rod mclaughlin

Why John Cleese is right about cancel culture… and the Left just doesn’t get it - Telegraph (26 aug 21)



25th August 2021

In Cancel Me, commissioned by Channel 4, John Cleese vows to investigate 'all the aspects of so-called political correctness'

When it came out in 1979, Monty Python’s Life of Brian was considered blisteringly controversial. On reflection, though, perhaps its creators got off lightly. Had the film been made today, the outrage might have been greater still. Although this time, the source of the scandal wouldn’t have been the jokes about religion.

In an early scene, the proud proto-socialists known as the People’s Front of Judea are holding forth, as always, about the iniquities of colonial rule – when one of them, named Stan, unexpectedly announces that he wants to become a woman.

“From now on,” he declares, “I want you all to call me Loretta.”

This development is not, it’s fair to say, treated with the kind of sensitivity we would expect today. Instead, Stan is ridiculed by his comrade Reg, particularly over his hopes to bear children. “You haven’t got a womb!” splutters Reg in disbelief. “Where’s the foetus going to gestate? You going to keep it in a box?”

Another comrade, Francis, is more sympathetic, arguing that Stan’s plight is “symbolic of our struggle against oppression”.

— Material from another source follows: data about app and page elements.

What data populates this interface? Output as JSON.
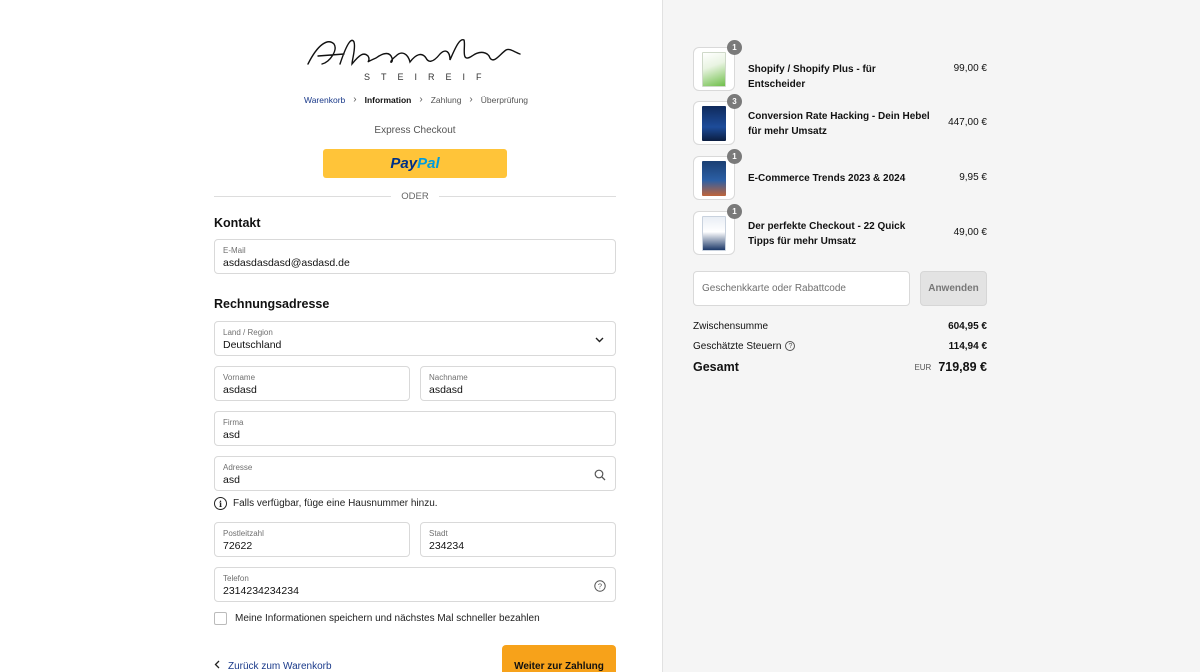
{
  "brand": {
    "logo_script": "Alexander",
    "logo_sub": "STEIREIF"
  },
  "breadcrumb": {
    "items": [
      {
        "label": "Warenkorb",
        "state": "link"
      },
      {
        "label": "Information",
        "state": "active"
      },
      {
        "label": "Zahlung",
        "state": "inactive"
      },
      {
        "label": "Überprüfung",
        "state": "inactive"
      }
    ]
  },
  "express": {
    "label": "Express Checkout",
    "paypal_part1": "Pay",
    "paypal_part2": "Pal",
    "divider": "ODER"
  },
  "contact": {
    "title": "Kontakt",
    "email_label": "E-Mail",
    "email_value": "asdasdasdasd@asdasd.de"
  },
  "billing": {
    "title": "Rechnungsadresse",
    "country_label": "Land / Region",
    "country_value": "Deutschland",
    "firstname_label": "Vorname",
    "firstname_value": "asdasd",
    "lastname_label": "Nachname",
    "lastname_value": "asdasd",
    "company_label": "Firma",
    "company_value": "asd",
    "address_label": "Adresse",
    "address_value": "asd",
    "address_hint": "Falls verfügbar, füge eine Hausnummer hinzu.",
    "zip_label": "Postleitzahl",
    "zip_value": "72622",
    "city_label": "Stadt",
    "city_value": "234234",
    "phone_label": "Telefon",
    "phone_value": "2314234234234"
  },
  "remember": {
    "label": "Meine Informationen speichern und nächstes Mal schneller bezahlen"
  },
  "actions": {
    "back_label": "Zurück zum Warenkorb",
    "continue_label": "Weiter zur Zahlung"
  },
  "cart": {
    "items": [
      {
        "name": "Shopify / Shopify Plus - für Entscheider",
        "qty": "1",
        "price": "99,00 €",
        "cover_color": "#6fbf4a"
      },
      {
        "name": "Conversion Rate Hacking - Dein Hebel für mehr Umsatz",
        "qty": "3",
        "price": "447,00 €",
        "cover_color": "#0f2a5c"
      },
      {
        "name": "E-Commerce Trends 2023 & 2024",
        "qty": "1",
        "price": "9,95 €",
        "cover_color": "#1b3f73"
      },
      {
        "name": "Der perfekte Checkout - 22 Quick Tipps für mehr Umsatz",
        "qty": "1",
        "price": "49,00 €",
        "cover_color": "#e9eef5"
      }
    ],
    "gift_placeholder": "Geschenkkarte oder Rabattcode",
    "apply_label": "Anwenden"
  },
  "summary": {
    "subtotal_label": "Zwischensumme",
    "subtotal_value": "604,95 €",
    "tax_label": "Geschätzte Steuern",
    "tax_value": "114,94 €",
    "total_label": "Gesamt",
    "total_currency": "EUR",
    "total_value": "719,89 €"
  }
}
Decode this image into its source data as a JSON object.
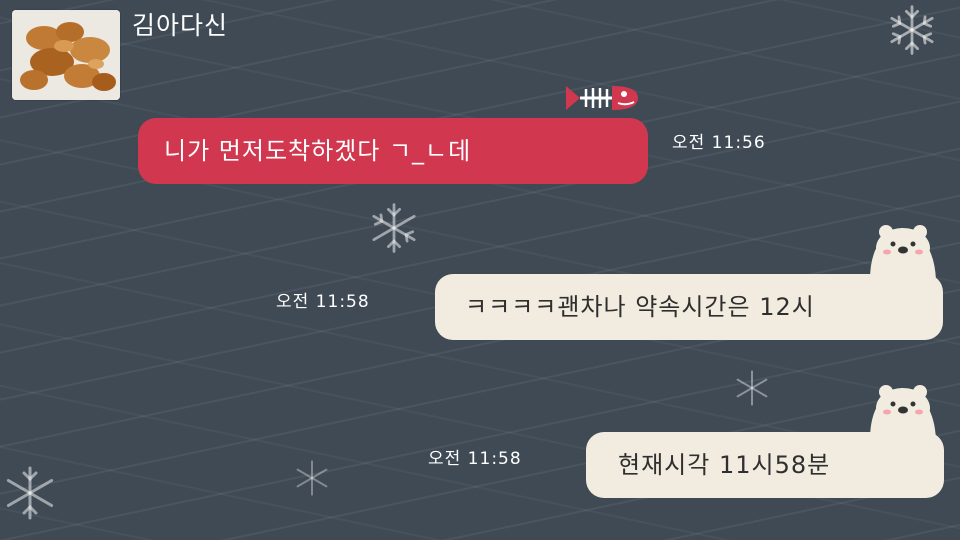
{
  "chat": {
    "sender_name": "김아다신",
    "avatar_icon": "fried-chicken-photo",
    "sticker_icon": "fish-bone-icon",
    "messages": [
      {
        "direction": "incoming",
        "text": "니가 먼저도착하겠다 ㄱ_ㄴ데",
        "time": "오전 11:56",
        "bubble_color": "#d1384f"
      },
      {
        "direction": "outgoing",
        "text": "ㅋㅋㅋㅋ괜차나 약속시간은 12시",
        "time": "오전 11:58",
        "bubble_color": "#f2ece0"
      },
      {
        "direction": "outgoing",
        "text": "현재시각 11시58분",
        "time": "오전 11:58",
        "bubble_color": "#f2ece0"
      }
    ]
  },
  "theme": {
    "background": "#3f4a55",
    "decorations": [
      "snowflake-icon",
      "polar-bear-icon"
    ]
  }
}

“Symbolic of his struggle against reality,” mutters Reg.

Would those who wrote that scene, more than 40 years ago, dare to write something like it today? Perhaps we’ll soon find out. Because one of them – indeed, the very man who played Reg – has just revealed that he’s making a documentary series all about the giving, and the taking, of offence.

In Cancel Me, commissioned by Channel 4, John Cleese vows to investigate “all the aspects of so-called political correctness”: the jokes and opinions we deem unacceptable today, and the ways we respond when anyone voices them. Cleese believes that political correctness began with a noble aim (in his words: “Let’s all be kind to people”), but has mutated into something rather less laudable.

Inevitably, the announcement has been derided, at least on the Left. “Don’t Mention the Culture War,” scoffed the Independent website. “Will Someone Tell John Cleese that ‘Cancel Culture’ is a Meaningless Term?”

This was typical of the online reaction. It has become widely agreed on the Left that cancel culture doesn’t actually exist, and is simply a self-pitying myth spread by the Right. Sure, on Twitter a few celebrities may come in for a bit of flak for their views now and again – but what damage does it really do them? In what meaningful sense are they “cancelled”? They still have their wealth, they still have their fame – and, as a bonus, they’re invited to do endless interviews on TV and radio, loudly parading their victimhood. The more they’re silenced, the more we seem to hear from them.

Or so the argument runs, every time a public figure like Mr Cleese speaks out. Unfortunately, however, it overlooks a small but vital point. Which is that the victims of cancel culture aren’t necessarily its targets.

Take the attacks on JK Rowling for her comments on the language of trans activism – or, if you prefer, her defence of women’s rights. She was subjected to a furious torrent of abuse, four authors quit her literary agency in protest and at her publishing house, some employees reportedly threatened not to work on her books. Nonetheless, Rowling remains surely the richest author on Earth, and continues to sell books by the truckload. She is, in short, too big to cancel.

True enough. But that doesn’t necessarily mean that her opponents failed. They may not have managed to silence Rowling – but they may well have managed to silence countless others. Having witnessed the onslaught Rowling was forced to endure, some of those who share her views may have decided that, from now on, they’d better keep this fact to themselves. After all, they wouldn’t want to face a similar onslaught – or even risk losing their jobs. Unlike Rowling, few of them possess an estimated personal fortune of £820 million. Safer, then, just to keep quiet.

Sir Tom Stoppard, the great playwright, recently gave a name to this form of diffidence. It was, he said, “self-cancellation”. In fear of being cancelled, some people essentially cancel themselves. Or at least, cancel any plans to express their genuine opinions. Instead, they say nothing, or nod anxiously along with the only opinions they can be sure are publicly acceptable: that is, the opinions of the cancellers.

In effect, therefore, the victims of cancel culture are not the rich, famous and powerful, but the opposite. Ordinary members of the public, who wouldn’t be protected by riches, fame and power if the cancellers ever came for them. I hope Cleese makes this point in his series. Ideally, he won’t only speak up for such people, but speak to them. Then again, that may not be easy. Because chances are, they won’t want to talk about it.

Portland London